- Goal of the exercise: Copy every entry below exactly, and keep out the pictures.

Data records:
--------------------------------
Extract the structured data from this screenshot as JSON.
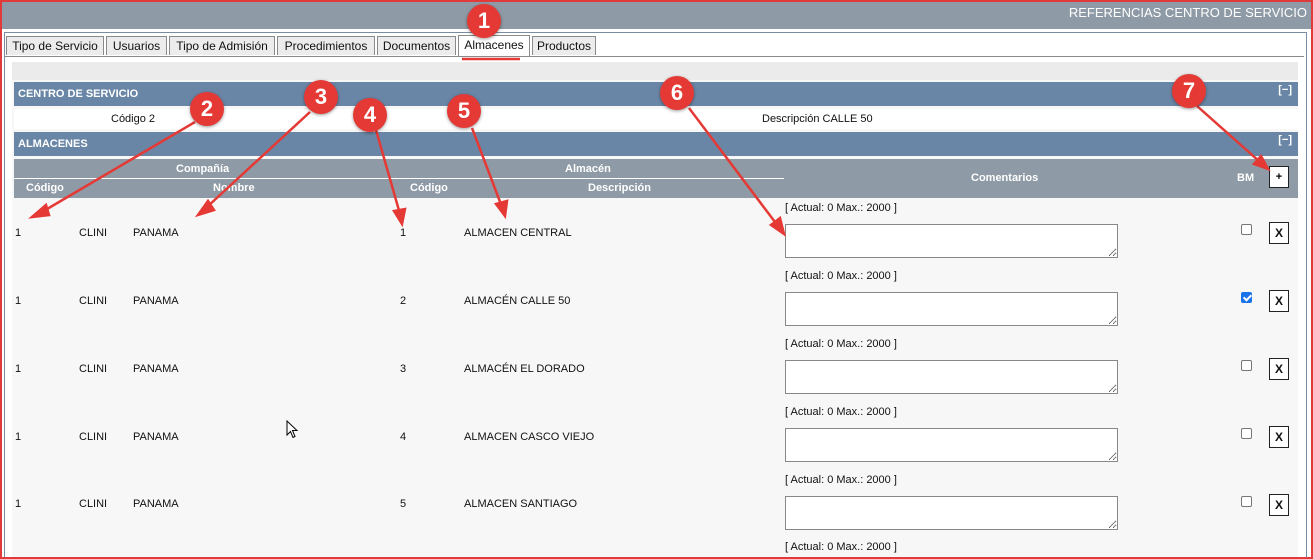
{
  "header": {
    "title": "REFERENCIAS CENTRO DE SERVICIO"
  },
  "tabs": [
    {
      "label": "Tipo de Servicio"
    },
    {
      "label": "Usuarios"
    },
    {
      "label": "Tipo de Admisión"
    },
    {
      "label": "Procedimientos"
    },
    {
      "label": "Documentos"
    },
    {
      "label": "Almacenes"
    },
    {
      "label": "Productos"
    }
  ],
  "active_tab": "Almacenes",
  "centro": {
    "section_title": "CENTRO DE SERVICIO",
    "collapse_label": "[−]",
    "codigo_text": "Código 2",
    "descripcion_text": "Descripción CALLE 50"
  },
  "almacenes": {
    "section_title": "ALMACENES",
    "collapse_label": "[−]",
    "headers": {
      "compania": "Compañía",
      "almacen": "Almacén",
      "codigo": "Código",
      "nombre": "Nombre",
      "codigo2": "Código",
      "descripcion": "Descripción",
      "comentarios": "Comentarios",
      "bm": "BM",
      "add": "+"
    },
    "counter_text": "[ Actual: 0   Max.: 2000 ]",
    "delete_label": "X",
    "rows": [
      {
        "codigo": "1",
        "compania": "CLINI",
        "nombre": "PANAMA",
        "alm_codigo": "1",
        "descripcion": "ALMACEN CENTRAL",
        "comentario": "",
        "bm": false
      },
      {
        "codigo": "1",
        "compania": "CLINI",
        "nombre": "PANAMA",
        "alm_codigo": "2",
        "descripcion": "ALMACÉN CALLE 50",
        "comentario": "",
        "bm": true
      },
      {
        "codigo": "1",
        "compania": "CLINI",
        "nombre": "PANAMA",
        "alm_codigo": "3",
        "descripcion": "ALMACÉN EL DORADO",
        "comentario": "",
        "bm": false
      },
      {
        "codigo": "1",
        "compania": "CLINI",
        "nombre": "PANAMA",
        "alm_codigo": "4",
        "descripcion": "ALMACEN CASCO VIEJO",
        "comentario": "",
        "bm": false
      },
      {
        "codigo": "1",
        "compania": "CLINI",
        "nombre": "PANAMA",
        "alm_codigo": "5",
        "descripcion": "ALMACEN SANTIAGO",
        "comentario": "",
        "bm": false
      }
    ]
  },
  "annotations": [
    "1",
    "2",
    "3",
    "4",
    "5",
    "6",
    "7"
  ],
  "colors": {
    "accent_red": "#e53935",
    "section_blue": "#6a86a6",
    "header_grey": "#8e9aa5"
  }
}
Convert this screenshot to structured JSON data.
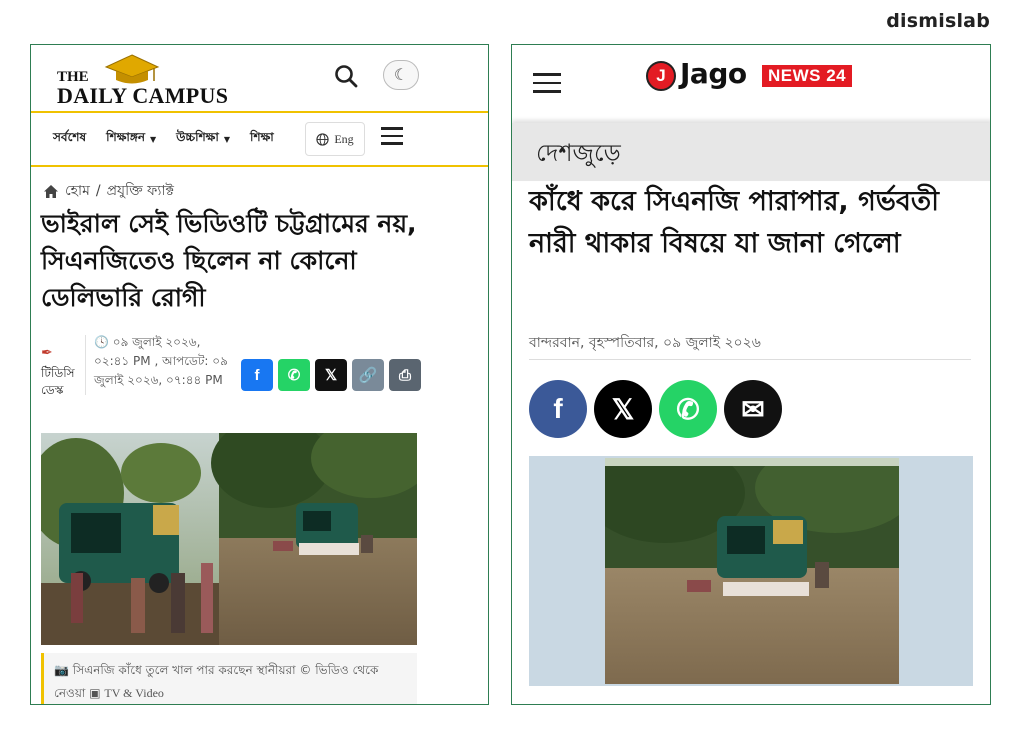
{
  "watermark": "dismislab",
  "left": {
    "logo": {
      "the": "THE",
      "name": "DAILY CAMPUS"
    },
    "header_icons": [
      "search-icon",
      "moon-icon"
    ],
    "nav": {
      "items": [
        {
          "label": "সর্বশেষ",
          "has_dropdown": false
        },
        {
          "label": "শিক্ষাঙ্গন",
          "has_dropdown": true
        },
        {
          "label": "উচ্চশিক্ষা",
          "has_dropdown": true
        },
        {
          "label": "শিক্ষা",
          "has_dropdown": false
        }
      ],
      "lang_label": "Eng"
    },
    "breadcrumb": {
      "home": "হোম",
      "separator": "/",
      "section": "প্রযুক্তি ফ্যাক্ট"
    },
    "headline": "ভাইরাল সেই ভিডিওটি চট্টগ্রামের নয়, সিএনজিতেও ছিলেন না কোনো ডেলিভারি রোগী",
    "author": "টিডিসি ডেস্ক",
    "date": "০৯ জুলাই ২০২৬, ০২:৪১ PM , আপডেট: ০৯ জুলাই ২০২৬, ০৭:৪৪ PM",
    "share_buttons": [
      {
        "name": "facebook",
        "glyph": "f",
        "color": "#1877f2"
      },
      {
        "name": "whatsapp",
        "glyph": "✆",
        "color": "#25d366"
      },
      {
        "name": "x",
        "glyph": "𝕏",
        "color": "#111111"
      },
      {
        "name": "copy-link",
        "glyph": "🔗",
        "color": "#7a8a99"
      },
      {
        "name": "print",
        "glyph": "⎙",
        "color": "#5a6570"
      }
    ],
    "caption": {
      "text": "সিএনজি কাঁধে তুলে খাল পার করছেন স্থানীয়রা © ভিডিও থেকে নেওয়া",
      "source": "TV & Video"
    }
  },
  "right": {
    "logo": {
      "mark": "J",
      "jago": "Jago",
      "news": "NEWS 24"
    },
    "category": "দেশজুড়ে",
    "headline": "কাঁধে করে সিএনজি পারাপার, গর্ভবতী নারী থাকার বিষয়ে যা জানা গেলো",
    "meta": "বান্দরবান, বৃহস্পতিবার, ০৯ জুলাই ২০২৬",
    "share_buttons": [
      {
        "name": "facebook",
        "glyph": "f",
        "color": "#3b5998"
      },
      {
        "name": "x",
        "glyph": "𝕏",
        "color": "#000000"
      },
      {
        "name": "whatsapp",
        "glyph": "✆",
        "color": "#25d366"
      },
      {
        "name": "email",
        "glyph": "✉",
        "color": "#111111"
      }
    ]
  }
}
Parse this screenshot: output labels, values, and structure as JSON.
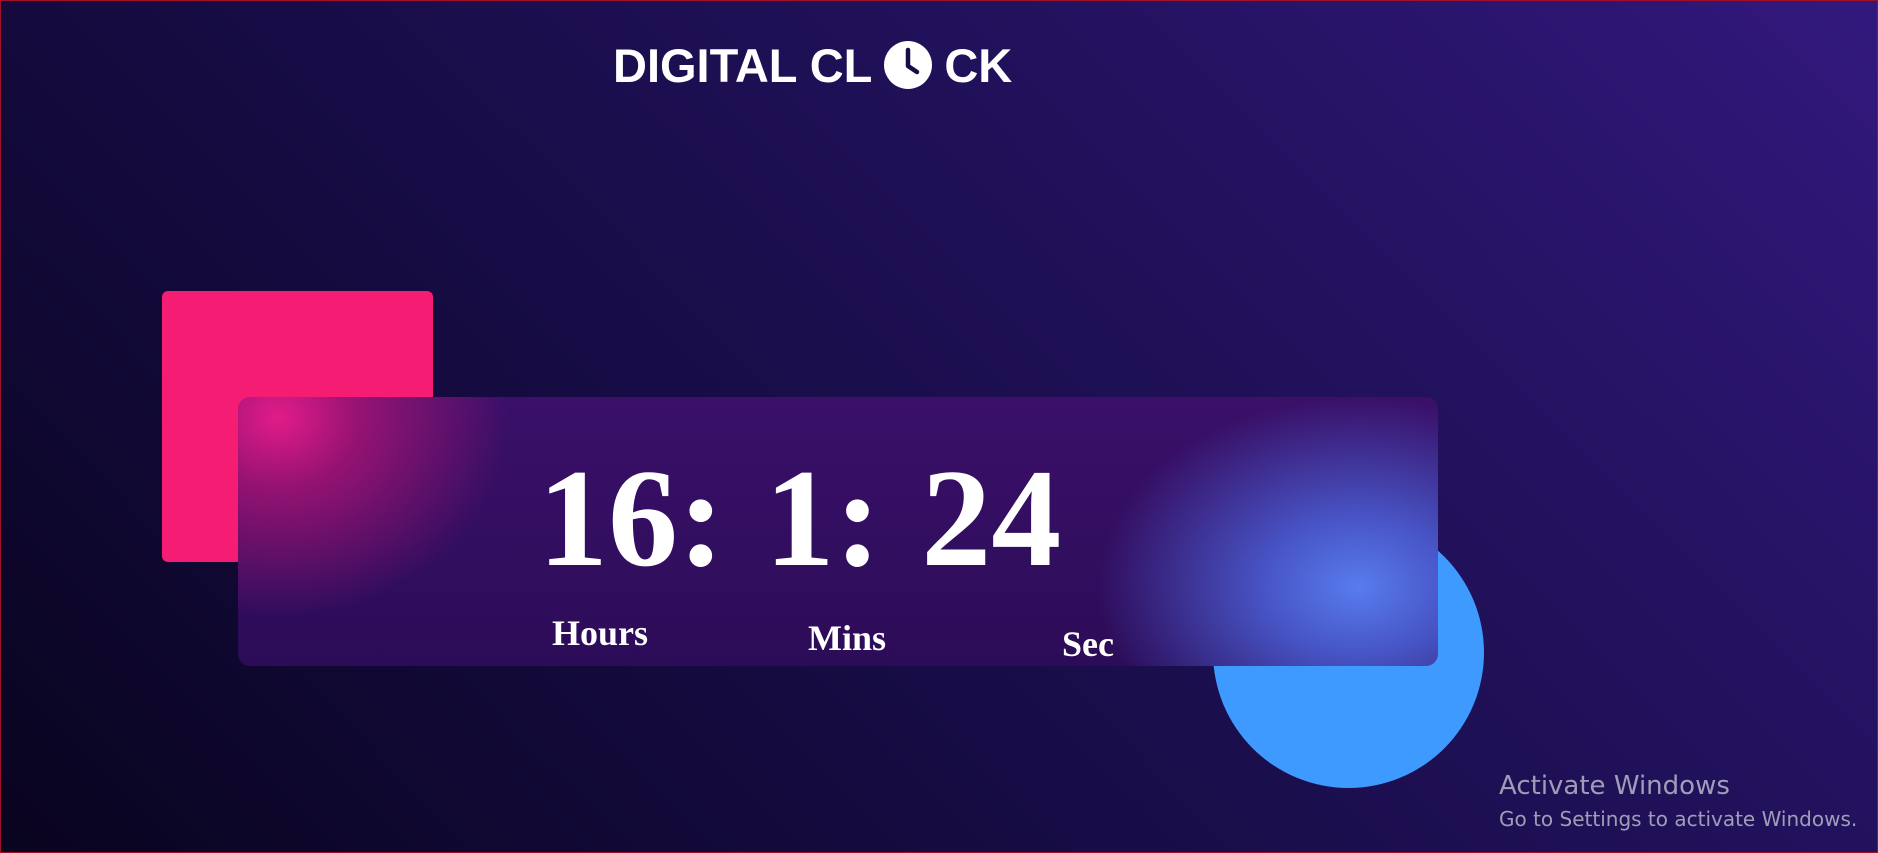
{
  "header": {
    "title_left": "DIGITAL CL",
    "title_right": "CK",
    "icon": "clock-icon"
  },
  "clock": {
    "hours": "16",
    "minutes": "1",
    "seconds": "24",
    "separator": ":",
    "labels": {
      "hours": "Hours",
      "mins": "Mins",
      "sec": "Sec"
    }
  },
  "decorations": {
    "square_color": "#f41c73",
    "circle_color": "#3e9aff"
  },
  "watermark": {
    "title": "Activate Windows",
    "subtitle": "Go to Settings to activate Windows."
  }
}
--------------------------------
- Finished exercise:
Extract the structured data from this screenshot as JSON.
{
  "header": {
    "title": "REFERENCIAS CENTRO DE SERVICIO"
  },
  "tabs": [
    {
      "label": "Tipo de Servicio"
    },
    {
      "label": "Usuarios"
    },
    {
      "label": "Tipo de Admisión"
    },
    {
      "label": "Procedimientos"
    },
    {
      "label": "Documentos"
    },
    {
      "label": "Almacenes"
    },
    {
      "label": "Productos"
    }
  ],
  "active_tab": "Almacenes",
  "centro": {
    "section_title": "CENTRO DE SERVICIO",
    "collapse_label": "[−]",
    "codigo_text": "Código 2",
    "descripcion_text": "Descripción CALLE 50"
  },
  "almacenes": {
    "section_title": "ALMACENES",
    "collapse_label": "[−]",
    "headers": {
      "compania": "Compañía",
      "almacen": "Almacén",
      "codigo": "Código",
      "nombre": "Nombre",
      "codigo2": "Código",
      "descripcion": "Descripción",
      "comentarios": "Comentarios",
      "bm": "BM",
      "add": "+"
    },
    "counter_text": "[ Actual: 0   Max.: 2000 ]",
    "delete_label": "X",
    "rows": [
      {
        "codigo": "1",
        "compania": "CLINI",
        "nombre": "PANAMA",
        "alm_codigo": "1",
        "descripcion": "ALMACEN CENTRAL",
        "comentario": "",
        "bm": false
      },
      {
        "codigo": "1",
        "compania": "CLINI",
        "nombre": "PANAMA",
        "alm_codigo": "2",
        "descripcion": "ALMACÉN CALLE 50",
        "comentario": "",
        "bm": true
      },
      {
        "codigo": "1",
        "compania": "CLINI",
        "nombre": "PANAMA",
        "alm_codigo": "3",
        "descripcion": "ALMACÉN EL DORADO",
        "comentario": "",
        "bm": false
      },
      {
        "codigo": "1",
        "compania": "CLINI",
        "nombre": "PANAMA",
        "alm_codigo": "4",
        "descripcion": "ALMACEN CASCO VIEJO",
        "comentario": "",
        "bm": false
      },
      {
        "codigo": "1",
        "compania": "CLINI",
        "nombre": "PANAMA",
        "alm_codigo": "5",
        "descripcion": "ALMACEN SANTIAGO",
        "comentario": "",
        "bm": false
      }
    ]
  },
  "annotations": [
    "1",
    "2",
    "3",
    "4",
    "5",
    "6",
    "7"
  ],
  "colors": {
    "accent_red": "#e53935",
    "section_blue": "#6a86a6",
    "header_grey": "#8e9aa5"
  }
}
Convert this screenshot to structured JSON data.
{
  "watermark": "dismislab",
  "left": {
    "logo": {
      "the": "THE",
      "name": "DAILY CAMPUS"
    },
    "header_icons": [
      "search-icon",
      "moon-icon"
    ],
    "nav": {
      "items": [
        {
          "label": "সর্বশেষ",
          "has_dropdown": false
        },
        {
          "label": "শিক্ষাঙ্গন",
          "has_dropdown": true
        },
        {
          "label": "উচ্চশিক্ষা",
          "has_dropdown": true
        },
        {
          "label": "শিক্ষা",
          "has_dropdown": false
        }
      ],
      "lang_label": "Eng"
    },
    "breadcrumb": {
      "home": "হোম",
      "separator": "/",
      "section": "প্রযুক্তি ফ্যাক্ট"
    },
    "headline": "ভাইরাল সেই ভিডিওটি চট্টগ্রামের নয়, সিএনজিতেও ছিলেন না কোনো ডেলিভারি রোগী",
    "author": "টিডিসি ডেস্ক",
    "date": "০৯ জুলাই ২০২৬, ০২:৪১ PM , আপডেট: ০৯ জুলাই ২০২৬, ০৭:৪৪ PM",
    "share_buttons": [
      {
        "name": "facebook",
        "glyph": "f",
        "color": "#1877f2"
      },
      {
        "name": "whatsapp",
        "glyph": "✆",
        "color": "#25d366"
      },
      {
        "name": "x",
        "glyph": "𝕏",
        "color": "#111111"
      },
      {
        "name": "copy-link",
        "glyph": "🔗",
        "color": "#7a8a99"
      },
      {
        "name": "print",
        "glyph": "⎙",
        "color": "#5a6570"
      }
    ],
    "caption": {
      "text": "সিএনজি কাঁধে তুলে খাল পার করছেন স্থানীয়রা © ভিডিও থেকে নেওয়া",
      "source": "TV & Video"
    }
  },
  "right": {
    "logo": {
      "mark": "J",
      "jago": "Jago",
      "news": "NEWS 24"
    },
    "category": "দেশজুড়ে",
    "headline": "কাঁধে করে সিএনজি পারাপার, গর্ভবতী নারী থাকার বিষয়ে যা জানা গেলো",
    "meta": "বান্দরবান, বৃহস্পতিবার, ০৯ জুলাই ২০২৬",
    "share_buttons": [
      {
        "name": "facebook",
        "glyph": "f",
        "color": "#3b5998"
      },
      {
        "name": "x",
        "glyph": "𝕏",
        "color": "#000000"
      },
      {
        "name": "whatsapp",
        "glyph": "✆",
        "color": "#25d366"
      },
      {
        "name": "email",
        "glyph": "✉",
        "color": "#111111"
      }
    ]
  }
}
Parse this screenshot: output labels, values, and structure as JSON.
{
  "header": {
    "title_left": "DIGITAL CL",
    "title_right": "CK",
    "icon": "clock-icon"
  },
  "clock": {
    "hours": "16",
    "minutes": "1",
    "seconds": "24",
    "separator": ":",
    "labels": {
      "hours": "Hours",
      "mins": "Mins",
      "sec": "Sec"
    }
  },
  "decorations": {
    "square_color": "#f41c73",
    "circle_color": "#3e9aff"
  },
  "watermark": {
    "title": "Activate Windows",
    "subtitle": "Go to Settings to activate Windows."
  }
}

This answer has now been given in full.